Jul 15, 2017

Roots are two complex numbers, conjugate of each other.

#### Explanation:

$2 {x}^{2} + 3 x = - 3$ can be written as $2 {x}^{2} + 3 x + 3 = 0$. We may now compare it with general equation $a {x}^{2} + b x + c = 0$

then Its discriminant is ${b}^{2} - 4 a c$ and for $2 {x}^{2} + 3 x + 3 = 0$ discriminant is ${3}^{2} - 4 \times 2 \times 3 = 9 - 24 = - 15$

As the discriminant is negative, but coefficients of equation are real

te roots of the equation are two complex numbers, conjugate of each other.

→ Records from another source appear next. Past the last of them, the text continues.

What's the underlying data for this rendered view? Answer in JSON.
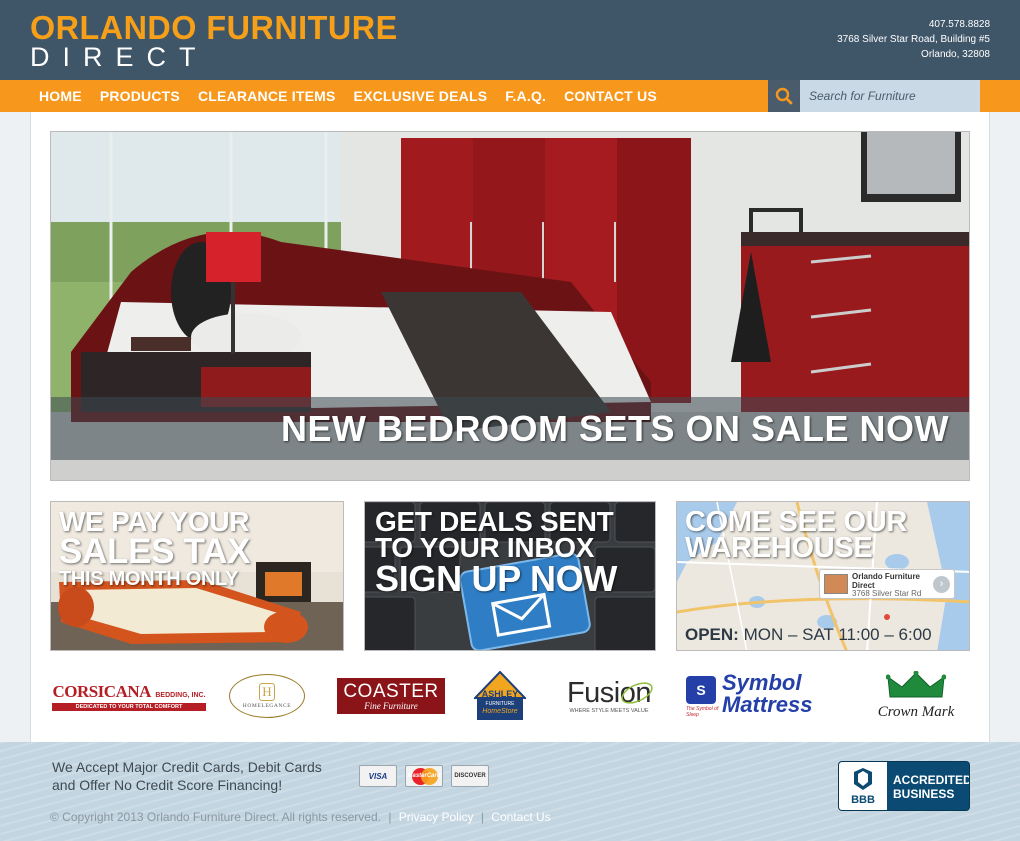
{
  "header": {
    "logo_line1": "ORLANDO FURNITURE",
    "logo_line2": "DIRECT",
    "phone": "407.578.8828",
    "address_line1": "3768 Silver Star Road, Building #5",
    "address_line2": "Orlando, 32808"
  },
  "nav": {
    "items": [
      {
        "label": "HOME"
      },
      {
        "label": "PRODUCTS"
      },
      {
        "label": "CLEARANCE ITEMS"
      },
      {
        "label": "EXCLUSIVE DEALS"
      },
      {
        "label": "F.A.Q."
      },
      {
        "label": "CONTACT US"
      }
    ]
  },
  "search": {
    "placeholder": "Search for Furniture",
    "icon": "search-icon"
  },
  "hero": {
    "caption": "NEW BEDROOM SETS ON SALE NOW"
  },
  "promos": {
    "tax": {
      "line1": "WE PAY YOUR",
      "line2": "SALES TAX",
      "line3": "THIS MONTH ONLY"
    },
    "deals": {
      "line1": "GET DEALS SENT",
      "line2": "TO YOUR INBOX",
      "line3": "SIGN UP NOW"
    },
    "warehouse": {
      "line1": "COME SEE OUR",
      "line2": "WAREHOUSE",
      "hours_label": "OPEN:",
      "hours_value": "MON – SAT 11:00 – 6:00",
      "map_pin_title": "Orlando Furniture Direct",
      "map_pin_address": "3768 Silver Star Rd"
    }
  },
  "brands": [
    {
      "name": "CORSICANA",
      "suffix": "BEDDING, INC.",
      "tagline": "DEDICATED TO YOUR TOTAL COMFORT"
    },
    {
      "name": "HOMELEGANCE"
    },
    {
      "name": "COASTER",
      "tagline": "Fine Furniture"
    },
    {
      "name": "ASHLEY",
      "sub1": "FURNITURE",
      "sub2": "HomeStore"
    },
    {
      "name": "Fusion",
      "tagline": "WHERE STYLE MEETS VALUE"
    },
    {
      "name": "Symbol",
      "name2": "Mattress",
      "tagline": "The Symbol of Sleep"
    },
    {
      "name": "Crown Mark"
    }
  ],
  "footer": {
    "payment_line1": "We Accept Major Credit Cards, Debit Cards",
    "payment_line2": "and Offer No Credit Score Financing!",
    "cards": [
      "VISA",
      "MasterCard",
      "DISCOVER"
    ],
    "copyright": "© Copyright 2013 Orlando Furniture Direct. All rights reserved.",
    "privacy_link": "Privacy Policy",
    "contact_link": "Contact Us",
    "bbb_logo": "BBB",
    "bbb_line1": "ACCREDITED",
    "bbb_line2": "BUSINESS"
  },
  "colors": {
    "header_bg": "#3f5568",
    "accent_orange": "#f7981d",
    "search_bg": "#c9d9e5",
    "bbb_blue": "#0b4b73"
  }
}
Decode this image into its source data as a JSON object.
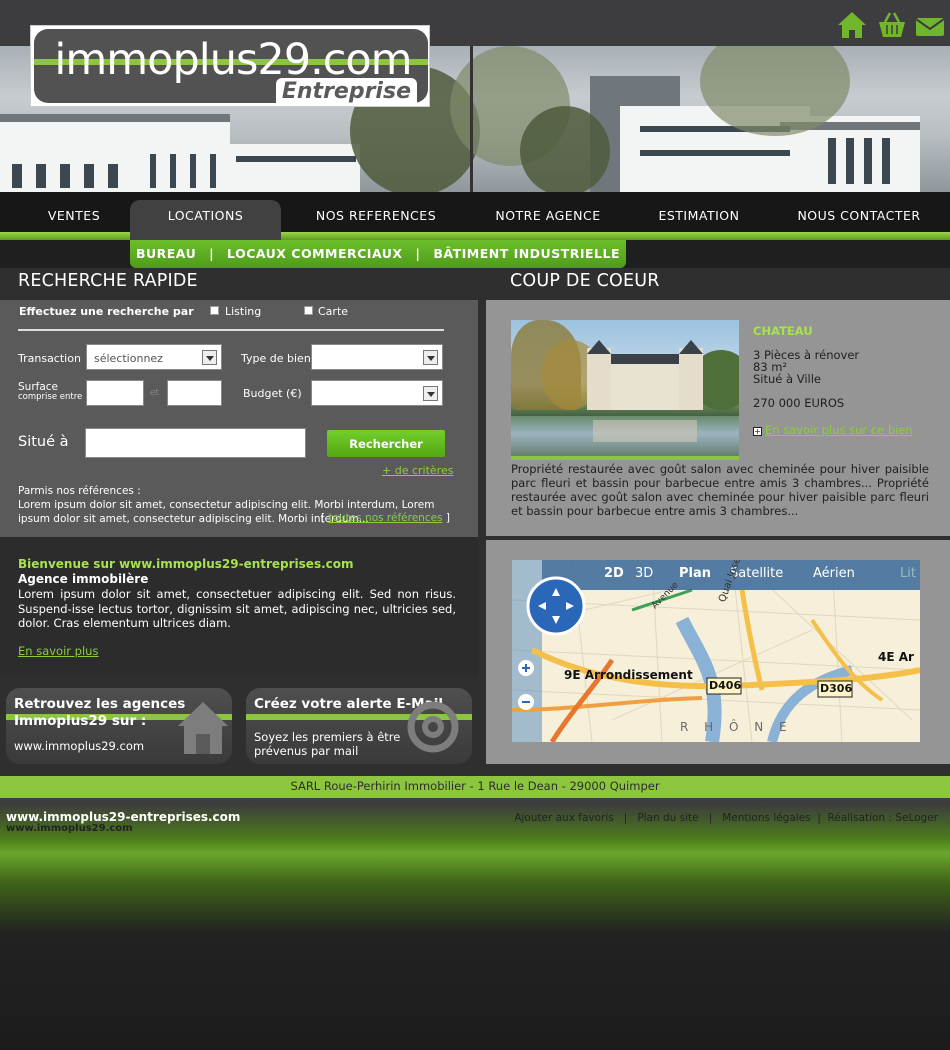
{
  "brand": {
    "logo_name": "immoplus29.com",
    "logo_sub": "Entreprise"
  },
  "top_icons": [
    {
      "icon": "home-icon"
    },
    {
      "icon": "basket-icon"
    },
    {
      "icon": "mail-icon"
    }
  ],
  "nav": {
    "items": [
      {
        "label": "VENTES"
      },
      {
        "label": "LOCATIONS",
        "active": true
      },
      {
        "label": "NOS REFERENCES"
      },
      {
        "label": "NOTRE AGENCE"
      },
      {
        "label": "ESTIMATION"
      },
      {
        "label": "NOUS CONTACTER"
      }
    ],
    "sub_items": [
      {
        "label": "BUREAU"
      },
      {
        "label": "LOCAUX COMMERCIAUX"
      },
      {
        "label": "BÂTIMENT INDUSTRIELLE"
      }
    ],
    "sub_sep": "|"
  },
  "search": {
    "title": "RECHERCHE RAPIDE",
    "by_label": "Effectuez une recherche par",
    "opt_listing": "Listing",
    "opt_carte": "Carte",
    "transaction_label": "Transaction",
    "transaction_value": "sélectionnez",
    "type_label": "Type de bien",
    "surface_label": "Surface",
    "surface_sub": "comprise entre",
    "et": "et",
    "budget_label": "Budget (€)",
    "situe_label": "Situé à",
    "button": "Rechercher",
    "more": "+ de critères",
    "refs_label": "Parmis nos références :",
    "refs_text": "Lorem ipsum dolor sit amet, consectetur adipiscing elit. Morbi interdum, Lorem ipsum dolor sit amet, consectetur adipiscing elit. Morbi interdum...",
    "refs_link": "toutes nos références",
    "bracket_open": "[",
    "bracket_close": "]"
  },
  "welcome": {
    "title": "Bienvenue sur www.immoplus29-entreprises.com",
    "subtitle": "Agence immobilère",
    "text": "Lorem ipsum dolor sit amet, consectetuer adipiscing elit. Sed non risus. Suspend-isse lectus tortor, dignissim sit amet, adipiscing nec, ultricies sed, dolor. Cras elementum ultrices diam.",
    "link": "En savoir plus"
  },
  "promos": [
    {
      "title": "Retrouvez les agences Immoplus29 sur :",
      "text": "www.immoplus29.com",
      "icon": "house-icon"
    },
    {
      "title": "Créez votre alerte E-Mail.",
      "text": "Soyez les premiers à être prévenus par mail",
      "icon": "at-sign-icon"
    }
  ],
  "coup": {
    "title": "COUP DE COEUR",
    "type": "CHATEAU",
    "line1": "3 Pièces à rénover",
    "line2": "83 m²",
    "line3": "Situé à Ville",
    "price": "270 000 EUROS",
    "link": "En savoir plus sur ce bien",
    "description": "Propriété restaurée avec goût salon avec cheminée pour hiver paisible parc fleuri et bassin pour barbecue entre amis 3 chambres... Propriété restaurée avec goût salon avec cheminée pour hiver paisible parc fleuri et bassin pour barbecue entre amis 3 chambres..."
  },
  "map": {
    "tabs": [
      "2D",
      "3D",
      "Plan",
      "Satellite",
      "Aérien",
      "Lit"
    ],
    "label_arr": "9E Arrondissement",
    "label_arr2": "4E Ar",
    "road1": "D406",
    "road2": "D306",
    "river": "R H Ô N E",
    "street": "Quai Joseph",
    "street2": "Avenue"
  },
  "footer": {
    "address": "SARL Roue-Perhirin Immobilier - 1 Rue le Dean - 29000 Quimper",
    "site1": "www.immoplus29-entreprises.com",
    "site2": "www.immoplus29.com",
    "links": [
      "Ajouter aux favoris",
      "Plan du site",
      "Mentions légales",
      "Réalisation : SeLoger"
    ],
    "sep": "|"
  },
  "colors": {
    "accent": "#8cc63f",
    "dark": "#2f2f2f"
  }
}
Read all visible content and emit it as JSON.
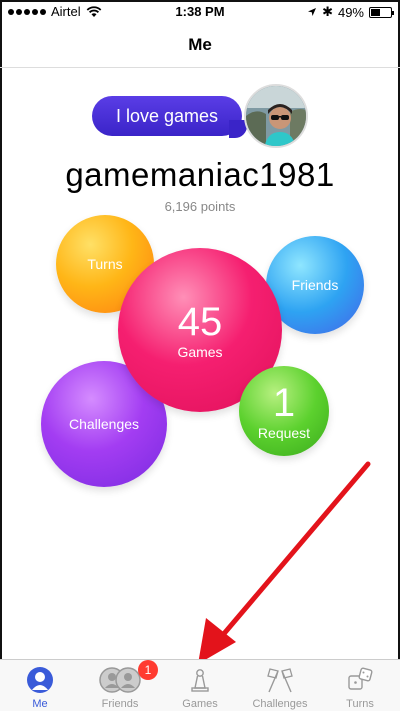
{
  "status_bar": {
    "carrier": "Airtel",
    "time": "1:38 PM",
    "battery_percent": "49%",
    "battery_level": 0.49
  },
  "nav": {
    "title": "Me"
  },
  "profile": {
    "status_message": "I love games",
    "username": "gamemaniac1981",
    "points": "6,196 points"
  },
  "bubbles": {
    "turns": {
      "label": "Turns"
    },
    "friends": {
      "label": "Friends"
    },
    "games": {
      "count": "45",
      "label": "Games"
    },
    "challenges": {
      "label": "Challenges"
    },
    "request": {
      "count": "1",
      "label": "Request"
    }
  },
  "tabs": [
    {
      "label": "Me",
      "icon": "person-icon",
      "active": true
    },
    {
      "label": "Friends",
      "icon": "friends-icon",
      "badge": "1"
    },
    {
      "label": "Games",
      "icon": "pawn-icon"
    },
    {
      "label": "Challenges",
      "icon": "flags-icon"
    },
    {
      "label": "Turns",
      "icon": "dice-icon"
    }
  ],
  "colors": {
    "accent": "#3a5bd9",
    "arrow": "#e3131b",
    "badge": "#ff3b30"
  }
}
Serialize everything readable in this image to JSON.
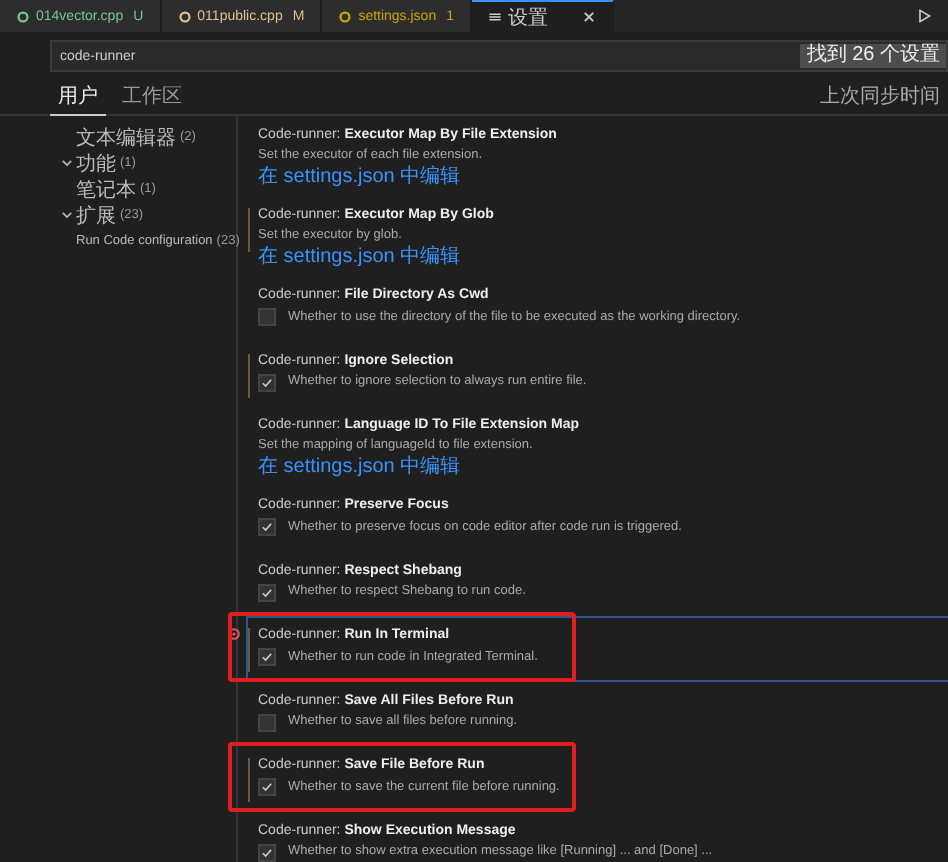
{
  "tabs": [
    {
      "label": "014vector.cpp",
      "status": "U",
      "color": "#73c991",
      "selected": false,
      "closable": false
    },
    {
      "label": "011public.cpp",
      "status": "M",
      "color": "#e2c08d",
      "selected": false,
      "closable": false
    },
    {
      "label": "settings.json",
      "status": "1",
      "color": "#cca700",
      "selected": false,
      "closable": false
    },
    {
      "label": "设置",
      "color": "#cccccc",
      "selected": true,
      "closable": true
    }
  ],
  "search": {
    "value": "code-runner",
    "badge": "找到 26 个设置"
  },
  "scope_tabs": [
    {
      "label": "用户",
      "selected": true
    },
    {
      "label": "工作区",
      "selected": false
    }
  ],
  "sync_note": "上次同步时间",
  "sidebar": {
    "items": [
      {
        "label": "文本编辑器",
        "count": "(2)"
      },
      {
        "label": "功能",
        "count": "(1)",
        "expanded": true,
        "children": [
          {
            "label": "笔记本",
            "count": "(1)"
          }
        ]
      },
      {
        "label": "扩展",
        "count": "(23)",
        "expanded": true,
        "children": [
          {
            "label": "Run Code configuration",
            "count": "(23)"
          }
        ]
      }
    ]
  },
  "settings": [
    {
      "kind": "link",
      "title": "Code-runner: **Executor Map By File Extension**",
      "description": "Set the executor of each file extension.",
      "link": "在 settings.json 中编辑",
      "modified": false,
      "focused": false,
      "highlighted": false
    },
    {
      "kind": "link",
      "title": "Code-runner: **Executor Map By Glob**",
      "description": "Set the executor by glob.",
      "link": "在 settings.json 中编辑",
      "modified": true,
      "focused": false,
      "highlighted": false
    },
    {
      "kind": "checkbox",
      "title": "Code-runner: **File Directory As Cwd**",
      "description": "Whether to use the directory of the file to be executed as the working directory.",
      "checked": false,
      "modified": false,
      "focused": false,
      "highlighted": false
    },
    {
      "kind": "checkbox",
      "title": "Code-runner: **Ignore Selection**",
      "description": "Whether to ignore selection to always run entire file.",
      "checked": true,
      "modified": true,
      "focused": false,
      "highlighted": false
    },
    {
      "kind": "link",
      "title": "Code-runner: **Language ID To File Extension Map**",
      "description": "Set the mapping of languageId to file extension.",
      "link": "在 settings.json 中编辑",
      "modified": false,
      "focused": false,
      "highlighted": false
    },
    {
      "kind": "checkbox",
      "title": "Code-runner: **Preserve Focus**",
      "description": "Whether to preserve focus on code editor after code run is triggered.",
      "checked": true,
      "modified": false,
      "focused": false,
      "highlighted": false
    },
    {
      "kind": "checkbox",
      "title": "Code-runner: **Respect Shebang**",
      "description": "Whether to respect Shebang to run code.",
      "checked": true,
      "modified": false,
      "focused": false,
      "highlighted": false
    },
    {
      "kind": "checkbox",
      "title": "Code-runner: **Run In Terminal**",
      "description": "Whether to run code in Integrated Terminal.",
      "checked": true,
      "modified": true,
      "focused": true,
      "highlighted": true
    },
    {
      "kind": "checkbox",
      "title": "Code-runner: **Save All Files Before Run**",
      "description": "Whether to save all files before running.",
      "checked": false,
      "modified": false,
      "focused": false,
      "highlighted": false
    },
    {
      "kind": "checkbox",
      "title": "Code-runner: **Save File Before Run**",
      "description": "Whether to save the current file before running.",
      "checked": true,
      "modified": true,
      "focused": false,
      "highlighted": true
    },
    {
      "kind": "checkbox",
      "title": "Code-runner: **Show Execution Message**",
      "description": "Whether to show extra execution message like [Running] ... and [Done] ...",
      "checked": true,
      "modified": false,
      "focused": false,
      "highlighted": false
    }
  ]
}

The roots are $- \frac{b}{2 a} \pm \frac{\sqrt{{b}^{2} - 4 a c}}{2 a}$

= $- \frac{3}{4} \pm \frac{\sqrt{- 15}}{4}$

i.e. $- \frac{3}{4} + i \frac{\sqrt{15}}{4}$ and $- \frac{3}{4} - i \frac{\sqrt{15}}{4}$

Jul 15, 2017

$\text{roots are not real}$

#### Explanation:

$\text{to determine the nature of the roots of a quadratic}$

$\text{use the "color(blue)"discriminant}$

•color(white)(x)Delta=b^2-4ac

• " if "Delta>0" the roots are real"

• " if "Delta=0" the roots are real and equal"

• " if "Delta<0" the roots are not real"

$\text{rearrange "2x^2+3x=-3" into standard form}$

$\text{that is } a {x}^{2} + b x + c = 0$

$\text{add 3 to both sides}$

$\Rightarrow 2 {x}^{2} + 3 x + 3 = 0$

$\text{with " a=2,b=3" and } c = 3$

$\Rightarrow \Delta = {3}^{2} - \left(4 \times 2 \times 3\right) = 9 - 24 = - 15$

$\text{since "Delta<0" then roots are not real}$